A more detailed analysis of three countries, Indonesia, Philippines, and Viet Nam, provides a flavour of how climate transitions risks manifest in countries with markedly different sizes, patterns of government ownership and share of energy in their exports. The table above summarises these differences.
Aggregate lending to, and bond issuance by the ASEAN corporate sectors
Figure 3 shows the distribution of USD783bn non-government outstanding bond issuance across the major ASEAN economies.39 This comprises USD524bn local currency and USD258bn foreign currency bonds (there were incidentally USD1,288bn of government bonds outstanding at the end of 2021). Malaysia and Singapore are the largest regional issuers of bonds. Local currency bonds predominate, except in Indonesia where the local currency bond market is underdeveloped.
Figure 4 shows the same economies’ banks provided USD1,745 billion of credit, over twice the amount of corporate bond issuance. All the countries, except Malaysia, rely much more on bank credit than bond issuance to provide corporate credit. We excluded lending to financial corporations from the lending data, but it is included in the bond data.
We made a top-down assessment of the outstanding bank lending as reported to the national central banks to obtain a more detailed industrial breakdown than could be gleaned from the BIS data. Data had a good level of industrial disaggregation in Indonesia and Philippines, but little disaggregation in Viet Nam.
Table 1 summarises the findings for the three countries of focus. Indonesian data reported loans in Indonesian Rupiah and FCX. This showed a radically different pattern across sectors with 76% of outstanding debt to mining, 57% to electricity and gas supply being in foreign currency. For the other sectors only around 10% of lending was in foreign currency.

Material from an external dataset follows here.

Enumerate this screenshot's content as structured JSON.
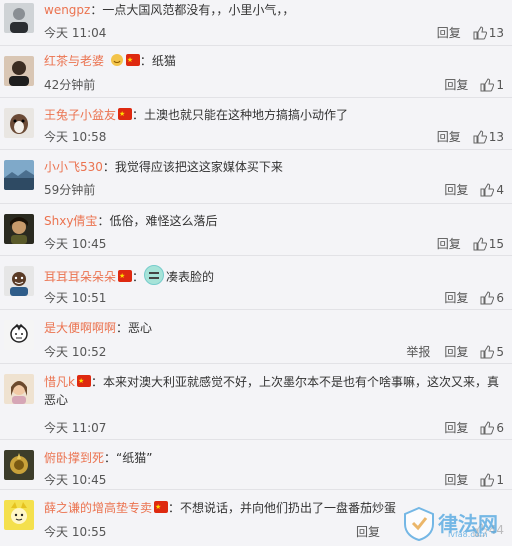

The total lending to Indonesian broad-brush carbon intensive sectors was around USD124 billion at the end of 2021, USD57 billion for Philippines and USD132 billion in Viet Nam.
The entire report can be accessed here.